### What you will do
Down to the last line, repeat the records exactly.

(Records contained in a dataset)
=-=-=

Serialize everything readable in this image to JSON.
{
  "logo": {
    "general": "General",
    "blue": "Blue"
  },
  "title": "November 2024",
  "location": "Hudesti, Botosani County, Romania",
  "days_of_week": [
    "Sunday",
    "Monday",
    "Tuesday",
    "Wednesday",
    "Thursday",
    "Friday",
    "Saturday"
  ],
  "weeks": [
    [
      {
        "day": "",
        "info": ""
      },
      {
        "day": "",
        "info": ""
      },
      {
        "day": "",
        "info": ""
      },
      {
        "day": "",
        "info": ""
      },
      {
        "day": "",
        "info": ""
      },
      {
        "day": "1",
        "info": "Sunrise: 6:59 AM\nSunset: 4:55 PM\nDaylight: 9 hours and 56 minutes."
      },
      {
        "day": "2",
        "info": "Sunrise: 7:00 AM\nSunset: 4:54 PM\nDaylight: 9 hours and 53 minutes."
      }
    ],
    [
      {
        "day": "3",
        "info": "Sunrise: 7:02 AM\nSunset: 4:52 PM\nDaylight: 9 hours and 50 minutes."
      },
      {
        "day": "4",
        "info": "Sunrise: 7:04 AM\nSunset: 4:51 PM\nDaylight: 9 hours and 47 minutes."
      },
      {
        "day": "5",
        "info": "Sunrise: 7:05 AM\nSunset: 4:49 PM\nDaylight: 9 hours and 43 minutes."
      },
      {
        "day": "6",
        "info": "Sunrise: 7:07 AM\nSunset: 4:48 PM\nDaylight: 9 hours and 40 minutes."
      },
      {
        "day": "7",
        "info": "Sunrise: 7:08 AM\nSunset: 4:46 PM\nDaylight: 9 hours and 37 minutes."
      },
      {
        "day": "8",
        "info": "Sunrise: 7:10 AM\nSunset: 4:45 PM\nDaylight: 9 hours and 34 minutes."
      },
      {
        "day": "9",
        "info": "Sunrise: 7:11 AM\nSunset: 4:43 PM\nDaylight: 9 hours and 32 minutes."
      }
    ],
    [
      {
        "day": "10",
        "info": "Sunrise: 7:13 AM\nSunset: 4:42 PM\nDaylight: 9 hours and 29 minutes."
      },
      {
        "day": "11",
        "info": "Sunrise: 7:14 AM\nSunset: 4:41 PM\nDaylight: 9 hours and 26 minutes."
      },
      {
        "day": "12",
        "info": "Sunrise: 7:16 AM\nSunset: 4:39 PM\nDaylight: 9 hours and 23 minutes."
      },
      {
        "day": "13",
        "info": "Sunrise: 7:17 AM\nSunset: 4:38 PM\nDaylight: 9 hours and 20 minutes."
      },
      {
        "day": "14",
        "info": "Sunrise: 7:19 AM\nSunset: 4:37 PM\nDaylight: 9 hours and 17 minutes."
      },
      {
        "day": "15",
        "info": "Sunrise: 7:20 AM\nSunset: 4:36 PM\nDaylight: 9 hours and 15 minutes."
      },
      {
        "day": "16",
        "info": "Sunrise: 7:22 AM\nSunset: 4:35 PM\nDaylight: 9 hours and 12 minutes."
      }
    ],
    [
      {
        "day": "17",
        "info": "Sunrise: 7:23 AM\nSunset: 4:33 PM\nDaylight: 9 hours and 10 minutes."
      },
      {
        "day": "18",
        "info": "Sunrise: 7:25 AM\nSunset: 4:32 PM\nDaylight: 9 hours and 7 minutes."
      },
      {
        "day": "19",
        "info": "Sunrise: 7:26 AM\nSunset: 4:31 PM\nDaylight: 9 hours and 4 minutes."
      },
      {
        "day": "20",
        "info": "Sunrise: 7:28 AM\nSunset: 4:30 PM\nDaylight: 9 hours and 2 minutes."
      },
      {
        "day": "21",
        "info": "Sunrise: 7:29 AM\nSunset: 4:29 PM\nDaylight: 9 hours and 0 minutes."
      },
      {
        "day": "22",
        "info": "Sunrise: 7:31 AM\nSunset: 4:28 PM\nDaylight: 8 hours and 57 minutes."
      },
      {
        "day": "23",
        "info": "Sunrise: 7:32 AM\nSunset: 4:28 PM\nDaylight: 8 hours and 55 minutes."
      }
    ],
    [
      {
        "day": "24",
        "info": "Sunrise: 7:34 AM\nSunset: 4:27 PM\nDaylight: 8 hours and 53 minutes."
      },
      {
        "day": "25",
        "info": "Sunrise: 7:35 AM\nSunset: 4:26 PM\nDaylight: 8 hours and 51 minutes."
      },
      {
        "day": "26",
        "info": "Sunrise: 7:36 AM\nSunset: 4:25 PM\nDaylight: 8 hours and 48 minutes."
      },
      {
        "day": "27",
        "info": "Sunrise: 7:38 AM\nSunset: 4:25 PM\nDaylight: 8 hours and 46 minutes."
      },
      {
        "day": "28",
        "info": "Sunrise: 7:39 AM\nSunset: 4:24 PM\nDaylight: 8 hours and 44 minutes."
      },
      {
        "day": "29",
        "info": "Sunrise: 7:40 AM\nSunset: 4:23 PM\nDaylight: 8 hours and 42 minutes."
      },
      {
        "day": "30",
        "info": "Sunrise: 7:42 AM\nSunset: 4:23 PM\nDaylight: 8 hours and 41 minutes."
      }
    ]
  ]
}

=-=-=

### Exercise response
Serialize everything readable in this image to JSON.
{
  "logo": {
    "general": "General",
    "blue": "Blue"
  },
  "title": "November 2024",
  "location": "Hudesti, Botosani County, Romania",
  "days_of_week": [
    "Sunday",
    "Monday",
    "Tuesday",
    "Wednesday",
    "Thursday",
    "Friday",
    "Saturday"
  ],
  "weeks": [
    [
      {
        "day": "",
        "info": ""
      },
      {
        "day": "",
        "info": ""
      },
      {
        "day": "",
        "info": ""
      },
      {
        "day": "",
        "info": ""
      },
      {
        "day": "",
        "info": ""
      },
      {
        "day": "1",
        "info": "Sunrise: 6:59 AM\nSunset: 4:55 PM\nDaylight: 9 hours and 56 minutes."
      },
      {
        "day": "2",
        "info": "Sunrise: 7:00 AM\nSunset: 4:54 PM\nDaylight: 9 hours and 53 minutes."
      }
    ],
    [
      {
        "day": "3",
        "info": "Sunrise: 7:02 AM\nSunset: 4:52 PM\nDaylight: 9 hours and 50 minutes."
      },
      {
        "day": "4",
        "info": "Sunrise: 7:04 AM\nSunset: 4:51 PM\nDaylight: 9 hours and 47 minutes."
      },
      {
        "day": "5",
        "info": "Sunrise: 7:05 AM\nSunset: 4:49 PM\nDaylight: 9 hours and 43 minutes."
      },
      {
        "day": "6",
        "info": "Sunrise: 7:07 AM\nSunset: 4:48 PM\nDaylight: 9 hours and 40 minutes."
      },
      {
        "day": "7",
        "info": "Sunrise: 7:08 AM\nSunset: 4:46 PM\nDaylight: 9 hours and 37 minutes."
      },
      {
        "day": "8",
        "info": "Sunrise: 7:10 AM\nSunset: 4:45 PM\nDaylight: 9 hours and 34 minutes."
      },
      {
        "day": "9",
        "info": "Sunrise: 7:11 AM\nSunset: 4:43 PM\nDaylight: 9 hours and 32 minutes."
      }
    ],
    [
      {
        "day": "10",
        "info": "Sunrise: 7:13 AM\nSunset: 4:42 PM\nDaylight: 9 hours and 29 minutes."
      },
      {
        "day": "11",
        "info": "Sunrise: 7:14 AM\nSunset: 4:41 PM\nDaylight: 9 hours and 26 minutes."
      },
      {
        "day": "12",
        "info": "Sunrise: 7:16 AM\nSunset: 4:39 PM\nDaylight: 9 hours and 23 minutes."
      },
      {
        "day": "13",
        "info": "Sunrise: 7:17 AM\nSunset: 4:38 PM\nDaylight: 9 hours and 20 minutes."
      },
      {
        "day": "14",
        "info": "Sunrise: 7:19 AM\nSunset: 4:37 PM\nDaylight: 9 hours and 17 minutes."
      },
      {
        "day": "15",
        "info": "Sunrise: 7:20 AM\nSunset: 4:36 PM\nDaylight: 9 hours and 15 minutes."
      },
      {
        "day": "16",
        "info": "Sunrise: 7:22 AM\nSunset: 4:35 PM\nDaylight: 9 hours and 12 minutes."
      }
    ],
    [
      {
        "day": "17",
        "info": "Sunrise: 7:23 AM\nSunset: 4:33 PM\nDaylight: 9 hours and 10 minutes."
      },
      {
        "day": "18",
        "info": "Sunrise: 7:25 AM\nSunset: 4:32 PM\nDaylight: 9 hours and 7 minutes."
      },
      {
        "day": "19",
        "info": "Sunrise: 7:26 AM\nSunset: 4:31 PM\nDaylight: 9 hours and 4 minutes."
      },
      {
        "day": "20",
        "info": "Sunrise: 7:28 AM\nSunset: 4:30 PM\nDaylight: 9 hours and 2 minutes."
      },
      {
        "day": "21",
        "info": "Sunrise: 7:29 AM\nSunset: 4:29 PM\nDaylight: 9 hours and 0 minutes."
      },
      {
        "day": "22",
        "info": "Sunrise: 7:31 AM\nSunset: 4:28 PM\nDaylight: 8 hours and 57 minutes."
      },
      {
        "day": "23",
        "info": "Sunrise: 7:32 AM\nSunset: 4:28 PM\nDaylight: 8 hours and 55 minutes."
      }
    ],
    [
      {
        "day": "24",
        "info": "Sunrise: 7:34 AM\nSunset: 4:27 PM\nDaylight: 8 hours and 53 minutes."
      },
      {
        "day": "25",
        "info": "Sunrise: 7:35 AM\nSunset: 4:26 PM\nDaylight: 8 hours and 51 minutes."
      },
      {
        "day": "26",
        "info": "Sunrise: 7:36 AM\nSunset: 4:25 PM\nDaylight: 8 hours and 48 minutes."
      },
      {
        "day": "27",
        "info": "Sunrise: 7:38 AM\nSunset: 4:25 PM\nDaylight: 8 hours and 46 minutes."
      },
      {
        "day": "28",
        "info": "Sunrise: 7:39 AM\nSunset: 4:24 PM\nDaylight: 8 hours and 44 minutes."
      },
      {
        "day": "29",
        "info": "Sunrise: 7:40 AM\nSunset: 4:23 PM\nDaylight: 8 hours and 42 minutes."
      },
      {
        "day": "30",
        "info": "Sunrise: 7:42 AM\nSunset: 4:23 PM\nDaylight: 8 hours and 41 minutes."
      }
    ]
  ]
}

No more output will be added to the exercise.